By Julia Wheeler
BBC correspondent in Dubai
The fear of sexually-charged antics created alarm among critics
Big Brother Bahrain-style has turned out a little more Orwellian than anticipated.
And, controversially, not in the house.
The decision of the MBC television programme to withdraw the programme being broadcast from Amwaj Island came after protests against the Arabian version of the popular reality television show.
Demonstrators in the kingdom numbered between 200 and 1,000 people, depending on which side you talk to.
Twenty years on from 1984 and the state steps in.
But what is all the fuss about?
Did Big Brother really offend Arab cultural and religious sensitivities, or was it more a question of a small minority flexing its traditionalist muscles and playing on cultural fears?
The programme had all been pretty tame.
In the house, the talk has been of how different Arab nationalities view one another and about learning each other's dialects for better understanding.
The fear of the sexually charged antics and nudity that created such a loyal following for other programmes is a potent source of alarm and dread for many in the region
The Egyptian housemate, Amal, is a beautician.
She had been sharing hair and make-up tips with the other women.
After around 10 days, some of the personalities were beginning to shine through.
The Omani woman, Ala'a, who was the only one wearing traditional Arabic clothing and a head dress, came across as likeable, clever and perceptive.
Bashara, the man from Lebanon, was a bit of a fashion victim - with his 20 pairs of trousers and host of bright shirts - but he was helpful and enjoyed pitching in with the cooking.
Nevertheless, the cracks were starting to show through, too.
The Bahraini actress, Shatha, was upset because the other women in the bedroom were chatting and laughing late into the night and she could not sleep.
Africa's Big Brother programme was praised for bridging cultural differences
Some of the women did not co-operate in the joint task set for the group, which meant plenty of negative gossip.
Ala'a was disgruntled with the Iraqi-Egyptian woman, Ashagan, poking fun at the Saudi-Somali, Abdullah.
Ashagan's defence was that she was fond of him.
And that is the sticking point. Where does friendly fondness end and something more begin?
After all, these are 12 young people living in close quarters for 24 hours a day for up to three months.
MBC, the company behind the programme, has stressed how it adapted the house to reflect cultural mores.
There were separate sleeping quarters for men and women, a prayer room and the call to prayer or "azan" was made in the house.
But that was not enough for the critics. They saw trouble ahead.
There had only been faint innuendo, but the body language of "interest" had started.
BIG BROTHER'S GLOBAL REACH
Europe: Netherlands, UK, Belgium, Spain, Denmark, Norway, France, Germany, Hungary
Americas: US, Brazil and Argentina
Africa: South Africa
Middle East: Bahrain
The female housemates were bolder than the males; many of the men seemed a little overwhelmed by their situation and more than a little shy.
Nothing controversial had happened so far, but "so far" is key.

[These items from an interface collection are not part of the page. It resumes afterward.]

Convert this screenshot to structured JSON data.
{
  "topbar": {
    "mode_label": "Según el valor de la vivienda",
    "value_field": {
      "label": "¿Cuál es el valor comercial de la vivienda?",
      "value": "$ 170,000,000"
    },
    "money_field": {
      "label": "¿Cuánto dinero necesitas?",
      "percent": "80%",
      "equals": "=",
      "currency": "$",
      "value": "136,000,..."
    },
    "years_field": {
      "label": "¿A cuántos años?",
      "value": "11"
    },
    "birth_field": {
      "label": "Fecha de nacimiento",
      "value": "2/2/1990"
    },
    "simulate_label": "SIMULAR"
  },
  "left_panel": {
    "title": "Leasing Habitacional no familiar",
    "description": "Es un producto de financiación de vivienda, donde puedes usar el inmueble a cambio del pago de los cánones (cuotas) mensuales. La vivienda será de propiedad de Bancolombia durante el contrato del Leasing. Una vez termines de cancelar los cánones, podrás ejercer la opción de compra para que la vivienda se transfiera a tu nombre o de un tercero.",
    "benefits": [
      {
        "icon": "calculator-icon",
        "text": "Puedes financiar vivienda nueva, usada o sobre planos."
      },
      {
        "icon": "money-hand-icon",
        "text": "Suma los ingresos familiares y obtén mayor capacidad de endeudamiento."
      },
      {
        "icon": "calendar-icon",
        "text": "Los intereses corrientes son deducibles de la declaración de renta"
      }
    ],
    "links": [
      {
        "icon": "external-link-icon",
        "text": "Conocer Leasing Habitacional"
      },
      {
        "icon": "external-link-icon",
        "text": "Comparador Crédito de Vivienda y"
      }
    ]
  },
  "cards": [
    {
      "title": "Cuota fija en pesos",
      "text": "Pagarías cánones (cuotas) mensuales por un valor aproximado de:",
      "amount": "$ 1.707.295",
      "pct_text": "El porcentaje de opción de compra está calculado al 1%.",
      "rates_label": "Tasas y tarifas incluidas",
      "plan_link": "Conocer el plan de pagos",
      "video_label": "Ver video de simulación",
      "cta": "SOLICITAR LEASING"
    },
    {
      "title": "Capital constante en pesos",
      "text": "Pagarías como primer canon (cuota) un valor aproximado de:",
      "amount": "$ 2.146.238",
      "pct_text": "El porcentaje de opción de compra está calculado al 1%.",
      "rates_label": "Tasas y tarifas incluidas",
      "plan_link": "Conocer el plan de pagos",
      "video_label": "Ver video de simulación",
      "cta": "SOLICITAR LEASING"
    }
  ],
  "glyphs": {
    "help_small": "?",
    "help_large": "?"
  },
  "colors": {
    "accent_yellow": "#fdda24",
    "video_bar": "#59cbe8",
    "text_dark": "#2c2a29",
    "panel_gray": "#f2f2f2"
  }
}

Many of the other Big Brother programmes around the world have only become interesting after the first few weeks and this is what the critics of the Arabic version were anticipating.
It is the perception of the Big Brother brand around the world that was worrying them, rather than anything that actually happened in the Bahrain house.
The fear of the sexually charged antics and nudity that created such a loyal following for other programmes is a potent source of alarm and dread for many in the region.
There was a positive response among the programme's audience.
When Bashara, Shatha, Ashagan and Najwa (from Syria) were nominated for eviction, MBC received around 17,000 calls in the first 12 hours alone.
Advertisers were keen to take advantage of the show's following, seeing the potential as it neared its climax.
MBC certainly has not ruled out continuing the programme with the same housemates and is considering moving it to another existing Big Brother house outside the Middle East.
Among many ordinary Arabs, there is a feeling of disappointment and in some cases, despair.
They feel upset that, in the current international climate, a programme which had the potential to show that young Arabs are just like young people from anywhere else in the world was shelved under political and religious pressure.
Others say that at least one more taboo has been broken in the traditional - and at times stifling - atmosphere of the Arab world.
Their hope is that the next time reality television comes to the region, the result will be a little less real.